Inspired by his parents’ tradition of handmade Puebla and Jalisco dishes, Chef Lito Saldaña created a menu that showcases Puebla’s complex and French-inspired moles juxtaposed with Jalisco’s rich-and-spicy roasted pork and carnitas. While seated in the spacious, colorful dining area, diners can wrap handmade corn tortillas around four types of mole, tasting the subtle difference between Lito’s mother Luisa’s and grandmother Elena’s recipes. To sample Lito’s father’s traditional Jalisco recipes, guests can nosh on the carnitas Don Pedro, a plate of roasted pulled pork served with beans and fresh guacamole.
Many Mexican restaurants have mole somewhere on their menus, but it's generally not the star component. Yet at Los Moles, the complex sauce is the specialty of the house. Chef Saldana relies on his family recipes to create six varieties of mole made with guajillo chilies, poblanos, or pumpkin seeds—all of which are served with grilled chicken breast, poblano rice, and handmade corn tortillas. Saldana recommends eschewing all flatware and using the tortillas to scoop up the moles.
Even the drink menu gets a splash of mole, with bartenders mellowing the flavor of the mole poblano with lime juice and agave nectar or spicing it up with habanero and an IPA draft. Not all drinks are this complex, however; bartenders also make classic cocktails such as flavored mojitos and house sangria. Plus, they create six styles of Micheladas, which, like a first kiss on the last day of summer camp, are both sour and sweet.

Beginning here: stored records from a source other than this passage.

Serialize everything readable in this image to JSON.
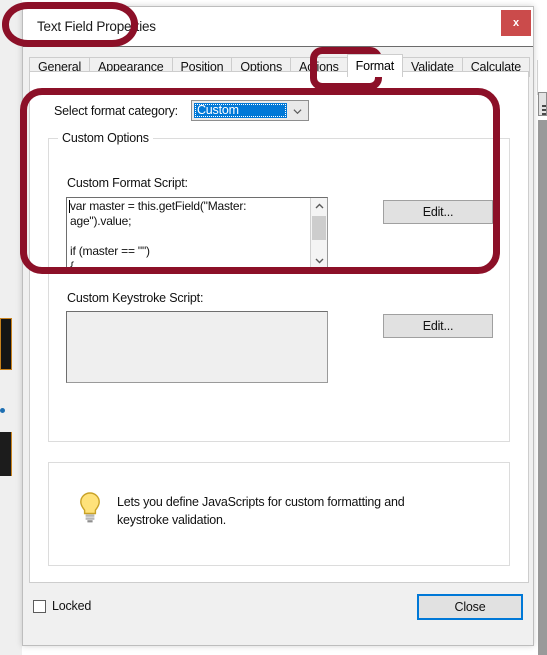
{
  "window": {
    "title": "Text Field Properties",
    "close_icon_label": "x"
  },
  "tabs": [
    {
      "label": "General",
      "active": false
    },
    {
      "label": "Appearance",
      "active": false
    },
    {
      "label": "Position",
      "active": false
    },
    {
      "label": "Options",
      "active": false
    },
    {
      "label": "Actions",
      "active": false
    },
    {
      "label": "Format",
      "active": true
    },
    {
      "label": "Validate",
      "active": false
    },
    {
      "label": "Calculate",
      "active": false
    }
  ],
  "format_tab": {
    "category_label": "Select format category:",
    "category_value": "Custom",
    "group_legend": "Custom Options",
    "format_script_label": "Custom Format Script:",
    "format_script_value": "var master = this.getField(\"Master: age\").value;\n\nif (master == \"\")\n{",
    "format_edit_button": "Edit...",
    "keystroke_script_label": "Custom Keystroke Script:",
    "keystroke_script_value": "",
    "keystroke_edit_button": "Edit..."
  },
  "hint": {
    "icon": "lightbulb-icon",
    "text": "Lets you define JavaScripts for custom formatting and keystroke validation."
  },
  "footer": {
    "locked_label": "Locked",
    "locked_checked": false,
    "close_label": "Close"
  },
  "colors": {
    "annotation_red": "#8c1028",
    "selection_blue": "#0078d7",
    "close_button_red": "#cb4b4b",
    "dialog_bg": "#f0f0f0"
  }
}
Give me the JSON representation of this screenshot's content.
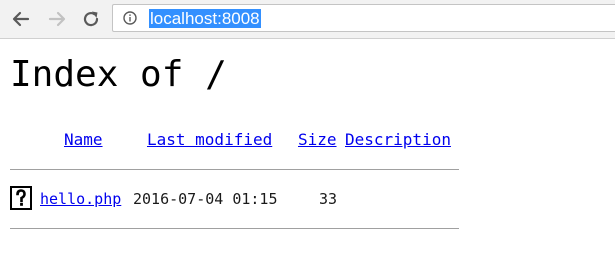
{
  "browser": {
    "url": "localhost:8008",
    "icons": {
      "back": "back-arrow-icon",
      "forward": "forward-arrow-icon",
      "reload": "reload-icon",
      "site_info": "info-icon"
    },
    "selection_color": "#3390ff"
  },
  "page": {
    "title": "Index of /",
    "columns": {
      "name": "Name",
      "last_modified": "Last modified",
      "size": "Size",
      "description": "Description"
    },
    "rows": [
      {
        "icon": "unknown-file-icon",
        "name": "hello.php",
        "last_modified": "2016-07-04 01:15",
        "size": "33",
        "description": ""
      }
    ],
    "link_color": "#0000ee"
  }
}
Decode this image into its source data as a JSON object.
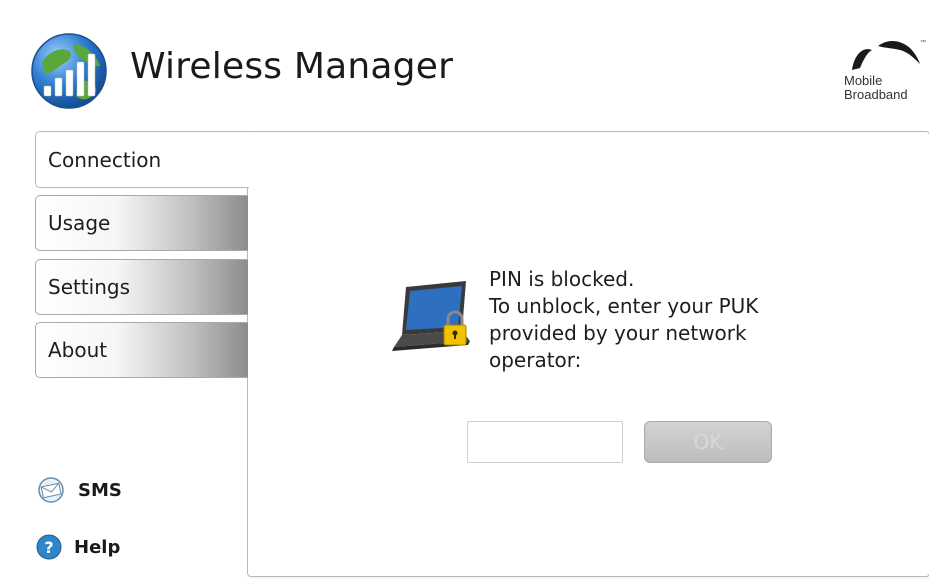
{
  "header": {
    "title": "Wireless Manager",
    "brand": {
      "line1": "Mobile",
      "line2": "Broadband",
      "tm": "™"
    }
  },
  "tabs": [
    {
      "label": "Connection",
      "active": true
    },
    {
      "label": "Usage",
      "active": false
    },
    {
      "label": "Settings",
      "active": false
    },
    {
      "label": "About",
      "active": false
    }
  ],
  "side_links": {
    "sms": "SMS",
    "help": "Help"
  },
  "main": {
    "message_lines": [
      "PIN is blocked.",
      "To unblock, enter your PUK",
      "provided by your network",
      "operator:"
    ],
    "puk_input": {
      "value": "",
      "placeholder": ""
    },
    "ok_label": "OK",
    "ok_enabled": false
  },
  "colors": {
    "panel_border": "#b9b9b9",
    "tab_gradient_dark": "#8c8c8c",
    "ok_disabled_bg": "#c7c7c7",
    "lock_yellow": "#f2c200",
    "help_blue": "#2f86c8"
  },
  "icons": {
    "app_logo": "globe-signal-bars-icon",
    "brand": "bird-wings-icon",
    "sms": "envelope-globe-icon",
    "help": "question-icon",
    "status": "laptop-lock-icon"
  }
}
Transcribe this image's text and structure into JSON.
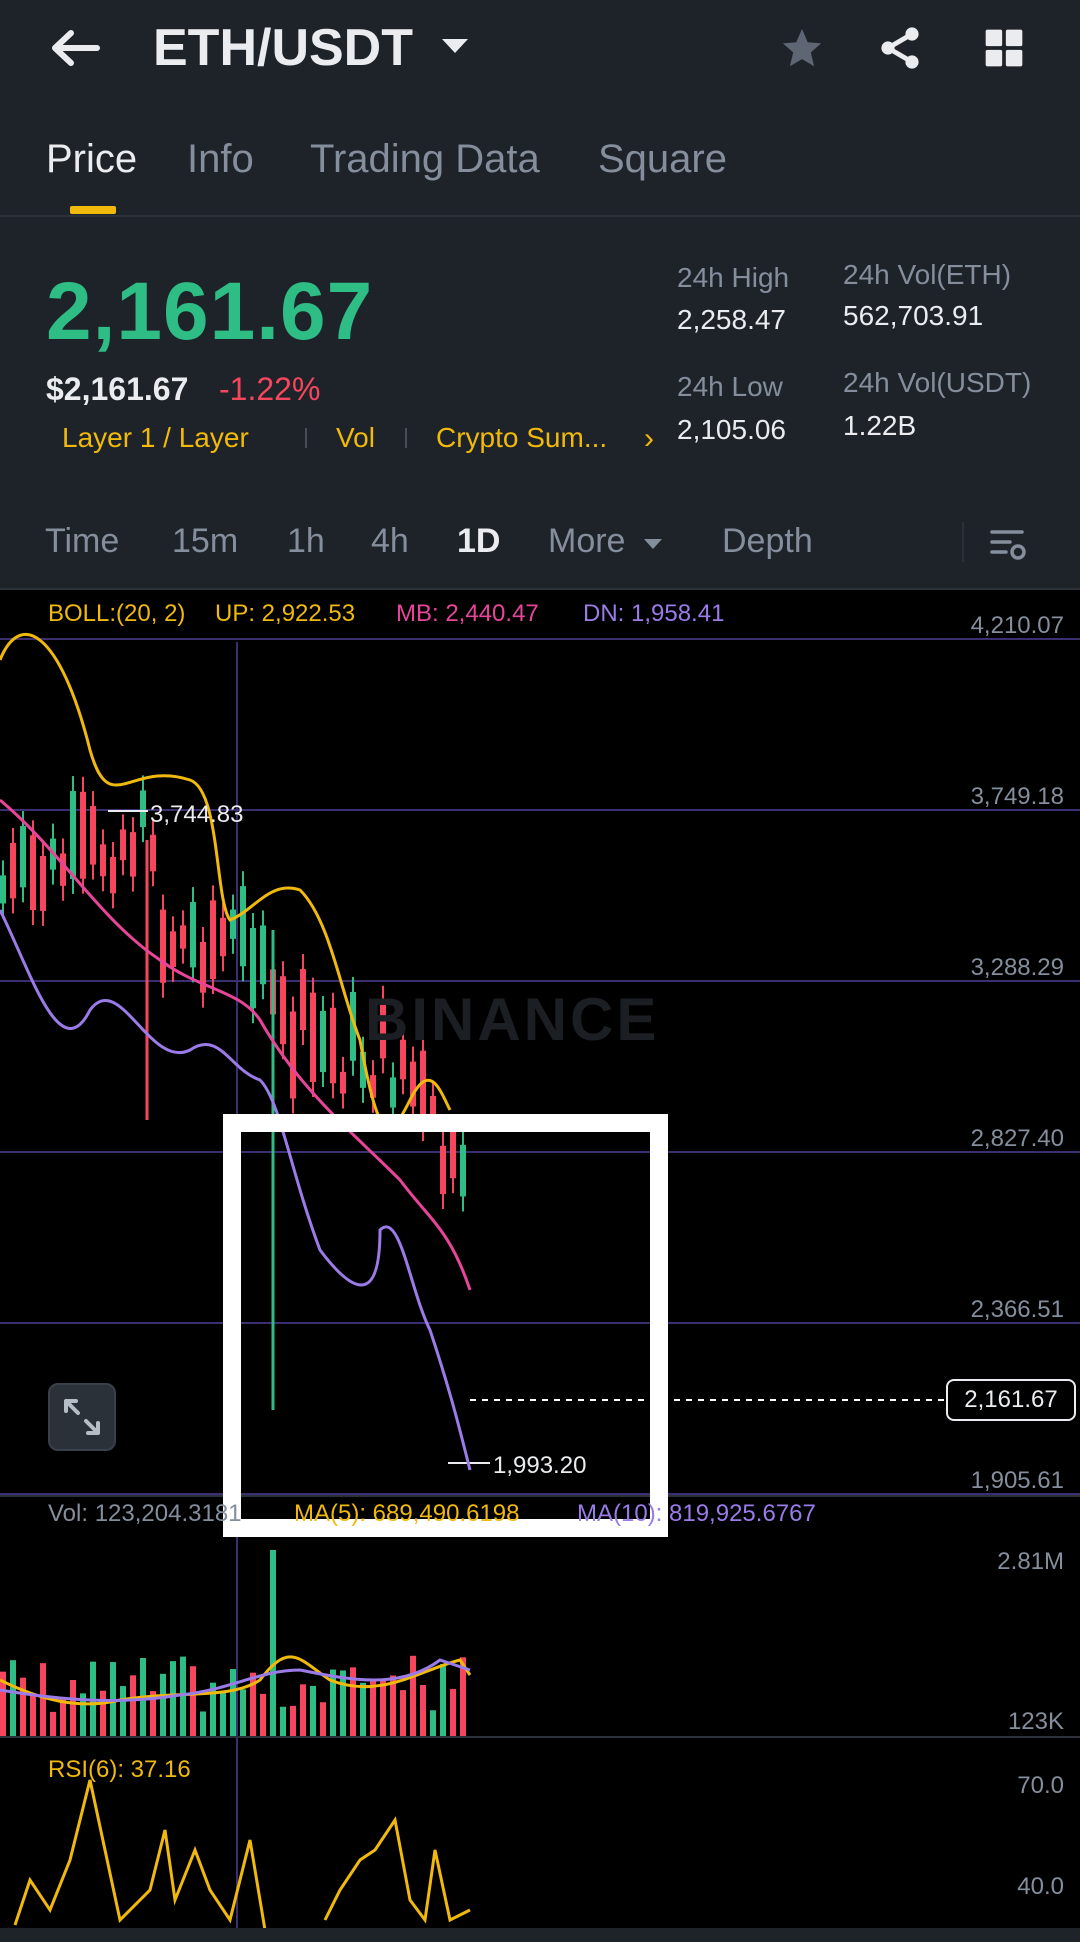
{
  "header": {
    "back_icon": "back-arrow-icon",
    "title": "ETH/USDT",
    "dropdown_icon": "caret-down-icon",
    "star_icon": "star-icon",
    "share_icon": "share-icon",
    "grid_icon": "grid-icon"
  },
  "tabs": [
    {
      "label": "Price",
      "active": true
    },
    {
      "label": "Info"
    },
    {
      "label": "Trading Data"
    },
    {
      "label": "Square"
    }
  ],
  "price": {
    "last": "2,161.67",
    "fiat": "$2,161.67",
    "change": "-1.22%",
    "tags": [
      "Layer 1 / Layer",
      "Vol",
      "Crypto Sum..."
    ],
    "tags_chevron": "›"
  },
  "stats": {
    "high_label": "24h High",
    "high_value": "2,258.47",
    "low_label": "24h Low",
    "low_value": "2,105.06",
    "vol_eth_label": "24h Vol(ETH)",
    "vol_eth_value": "562,703.91",
    "vol_usdt_label": "24h Vol(USDT)",
    "vol_usdt_value": "1.22B"
  },
  "intervals": [
    "Time",
    "15m",
    "1h",
    "4h",
    "1D",
    "More",
    "Depth"
  ],
  "active_interval": "1D",
  "chart": {
    "boll": "BOLL:(20, 2)",
    "boll_up": "UP: 2,922.53",
    "boll_mb": "MB: 2,440.47",
    "boll_dn": "DN: 1,958.41",
    "y_labels": [
      "4,210.07",
      "3,749.18",
      "3,288.29",
      "2,827.40",
      "2,366.51",
      "1,905.61"
    ],
    "high_marker": "3,744.83",
    "low_marker": "1,993.20",
    "current_price": "2,161.67",
    "watermark": "BINANCE",
    "vol": "Vol: 123,204.3181",
    "vol_ma5": "MA(5): 689,490.6198",
    "vol_ma10": "MA(10): 819,925.6767",
    "vol_max": "2.81M",
    "vol_min": "123K",
    "rsi": "RSI(6): 37.16",
    "rsi_70": "70.0",
    "rsi_40": "40.0"
  },
  "colors": {
    "up": "#2ebd85",
    "down": "#f6465d",
    "accent": "#f0b90b",
    "boll_up": "#f0b90b",
    "boll_mb": "#e8459a",
    "boll_dn": "#9a7be8"
  }
}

Since 1979, Casa Mañana Restaurant has served up authentic Mexican and Salvadoran dishes from scratch, making it one of Marin County's oldest family-owned Mexican eateries. All-day breakfasts, such as huevos rancheros and fajitas omelets, arrive at tables located inside the compact dining room or outside on the spacious patio. Entrees spotlight spicy preparations of sirloin and pork, as well as fresh seafood that includes shrimp, crab, red snapper, and calamari. Though well-versed in meats, chefs also happily accommodate vegetarians and unhappily accommodate vegan poltergeists.
Following Baja Fresh’s ethos set in 1990 as a healthy take on fast food, never-frozen meats sizzle atop the grill before they're tucked into made-to-order tacos and burritos. Grilled corn and flour tortillas embrace fish, carnitas, chicken, and steak, and smoky queso fundido sidles onto nachos and into burritos. Between bites, chips scoop up salsa made from farm-fresh produce rather than poured out of a can or fabricated in a space-age replicator. A complimentary salsa bar ensures no mouthful goes unspiced, and guests can scoop up their favorites as they await their dine-in, takeout, or catering orders.
El Agavero’s chefs craft a menu of Mexican specialties with a focus on fresh cactus dishes. Loosen jaw hinges to welcome starters of sopitos ($8.95), whose quintet of sopes delivers a wallop of flavor on tortilla vessels. Super burrito famoso ($10.65) fills fists and tortillas with a savory mélange of vegetables and guacamole before being anointed with red enchilada sauce. Gastronomic gurus facilitate vegetarian munching by deneedling fresh grilled cactus ($9.95), setting aside their prickly arsenal for later use as toupees for balding pine trees. House margaritas wash down savory flavors, and desserts of house-made flan can act as a culinary quill filled with custardy ink for scrawling epicurean epilogues across tongues.